Irish Govt signs €3.3m deal with Microsoft to fix Windows XP security issues

18 Feb 2014

The Irish Government’s Office of the CIO has signed a €3.3m memorandum of understanding (MoU) with Microsoft to handle security issues that could affect four critical State departments when support for Windows XP ends in April.

The 12-month deal will prevent key offices of the State falling prey to hackers on 8 April, when the software giant officially pulls the plug on support for its 12-year-old operating system.

In the UK, a similar deal has been reached concerning the extension of security support for thousands of ageing National Health Service Windows XP machines and migrating them to more modern systems.

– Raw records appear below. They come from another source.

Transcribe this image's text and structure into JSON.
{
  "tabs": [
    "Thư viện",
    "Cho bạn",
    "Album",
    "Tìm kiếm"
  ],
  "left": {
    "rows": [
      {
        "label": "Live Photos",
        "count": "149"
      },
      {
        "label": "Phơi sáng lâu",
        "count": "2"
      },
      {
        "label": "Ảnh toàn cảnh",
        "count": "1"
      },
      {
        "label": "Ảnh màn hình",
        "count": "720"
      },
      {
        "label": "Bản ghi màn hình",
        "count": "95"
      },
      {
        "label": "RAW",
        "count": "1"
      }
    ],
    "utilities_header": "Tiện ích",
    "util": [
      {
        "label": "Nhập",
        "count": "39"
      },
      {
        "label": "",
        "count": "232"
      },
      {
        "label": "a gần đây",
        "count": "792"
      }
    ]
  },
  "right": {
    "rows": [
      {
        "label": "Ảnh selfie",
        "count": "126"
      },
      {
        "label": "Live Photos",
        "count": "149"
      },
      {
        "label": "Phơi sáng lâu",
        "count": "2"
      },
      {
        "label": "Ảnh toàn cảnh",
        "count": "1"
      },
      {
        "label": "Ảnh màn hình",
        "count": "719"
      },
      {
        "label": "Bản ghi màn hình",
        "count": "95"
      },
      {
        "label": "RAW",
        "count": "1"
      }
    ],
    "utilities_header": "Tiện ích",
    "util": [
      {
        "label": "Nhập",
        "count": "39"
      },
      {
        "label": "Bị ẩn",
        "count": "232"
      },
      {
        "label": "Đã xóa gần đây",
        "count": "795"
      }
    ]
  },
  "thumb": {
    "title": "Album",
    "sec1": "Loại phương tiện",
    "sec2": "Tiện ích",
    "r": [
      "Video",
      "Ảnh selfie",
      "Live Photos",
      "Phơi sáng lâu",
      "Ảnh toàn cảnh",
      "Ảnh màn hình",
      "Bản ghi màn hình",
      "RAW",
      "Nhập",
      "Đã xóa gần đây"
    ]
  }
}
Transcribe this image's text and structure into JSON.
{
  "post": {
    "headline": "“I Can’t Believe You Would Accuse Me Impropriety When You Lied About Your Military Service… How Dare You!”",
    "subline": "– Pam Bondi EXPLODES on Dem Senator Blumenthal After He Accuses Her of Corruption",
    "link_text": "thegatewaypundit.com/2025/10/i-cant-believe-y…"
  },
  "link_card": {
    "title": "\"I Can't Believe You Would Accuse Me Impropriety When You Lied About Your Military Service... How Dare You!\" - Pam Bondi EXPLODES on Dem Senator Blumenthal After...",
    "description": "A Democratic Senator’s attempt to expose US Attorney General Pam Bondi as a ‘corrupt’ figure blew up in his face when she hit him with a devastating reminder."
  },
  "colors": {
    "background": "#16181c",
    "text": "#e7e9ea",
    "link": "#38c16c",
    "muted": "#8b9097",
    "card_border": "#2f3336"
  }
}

A spokesperson for the Office of the CIO at the Department of Public Expenditure and Reform told that many organisations, including the Department of Public Expenditure and Reform, the Department of Social Protection and the Department of Agriculture, have moved to more modern versions of the Microsoft products or found alternative solutions.

However, there are four main departments that could be vulnerable to cyberattacks from 8 April.

To be besieged or not besieged, that is the question

There are four main sectors covered by the MoU: Health, Justice and Equality; Environment Community and Local Government; Education and Skills; and all of their associated entities.

“The Office of the Government CIO has signed a memorandum of understanding with Microsoft, whereby affected organisations can get access to priority security bug fixes for 12 months from April,” the spokesperson said.

The spokesperson said the final price was value for money for the taxpayer, following extensive negotiations, whereby the price of the fix was haggled down from an initial €14.2m to €3.3m.

“Given the initial baseline information, the cost of each organisation sheltering under individual agreements for 12 months would have been €14.2m.

“Following discussions surrounding a cap on cost, the overall cost was negotiated down to €3.3m for 12 months, including some Microsoft technical inputs. This is a value for money solution to a global issue. 

“Cost will not be paid from any central fund or additional vote allocation, but will fall to individual departments and organisations,” the spokesperson said.

John Kennedy is a journalist who served as editor of Silicon Republic for 17 years